_Exercise requirements_
Please print the whole of the listing that follows exactly.

►

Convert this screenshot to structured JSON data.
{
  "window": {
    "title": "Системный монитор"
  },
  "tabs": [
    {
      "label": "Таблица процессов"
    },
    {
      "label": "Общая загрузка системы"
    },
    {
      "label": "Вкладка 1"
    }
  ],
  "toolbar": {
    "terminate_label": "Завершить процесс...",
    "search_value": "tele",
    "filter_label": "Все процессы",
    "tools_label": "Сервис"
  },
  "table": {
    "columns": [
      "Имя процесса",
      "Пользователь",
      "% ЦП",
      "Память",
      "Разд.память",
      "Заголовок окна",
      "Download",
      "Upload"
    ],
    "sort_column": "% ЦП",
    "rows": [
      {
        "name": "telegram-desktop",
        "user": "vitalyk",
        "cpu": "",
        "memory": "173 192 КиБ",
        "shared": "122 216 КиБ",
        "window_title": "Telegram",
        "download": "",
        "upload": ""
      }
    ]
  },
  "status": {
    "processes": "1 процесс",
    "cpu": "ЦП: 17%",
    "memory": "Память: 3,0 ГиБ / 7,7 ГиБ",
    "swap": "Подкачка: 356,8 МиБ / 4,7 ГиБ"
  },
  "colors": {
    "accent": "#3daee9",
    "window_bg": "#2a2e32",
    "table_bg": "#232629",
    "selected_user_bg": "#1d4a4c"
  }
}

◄

_Answer for the task_
Convert this screenshot to structured JSON data.
{
  "window": {
    "title": "Системный монитор"
  },
  "tabs": [
    {
      "label": "Таблица процессов"
    },
    {
      "label": "Общая загрузка системы"
    },
    {
      "label": "Вкладка 1"
    }
  ],
  "toolbar": {
    "terminate_label": "Завершить процесс...",
    "search_value": "tele",
    "filter_label": "Все процессы",
    "tools_label": "Сервис"
  },
  "table": {
    "columns": [
      "Имя процесса",
      "Пользователь",
      "% ЦП",
      "Память",
      "Разд.память",
      "Заголовок окна",
      "Download",
      "Upload"
    ],
    "sort_column": "% ЦП",
    "rows": [
      {
        "name": "telegram-desktop",
        "user": "vitalyk",
        "cpu": "",
        "memory": "173 192 КиБ",
        "shared": "122 216 КиБ",
        "window_title": "Telegram",
        "download": "",
        "upload": ""
      }
    ]
  },
  "status": {
    "processes": "1 процесс",
    "cpu": "ЦП: 17%",
    "memory": "Память: 3,0 ГиБ / 7,7 ГиБ",
    "swap": "Подкачка: 356,8 МиБ / 4,7 ГиБ"
  },
  "colors": {
    "accent": "#3daee9",
    "window_bg": "#2a2e32",
    "table_bg": "#232629",
    "selected_user_bg": "#1d4a4c"
  }
}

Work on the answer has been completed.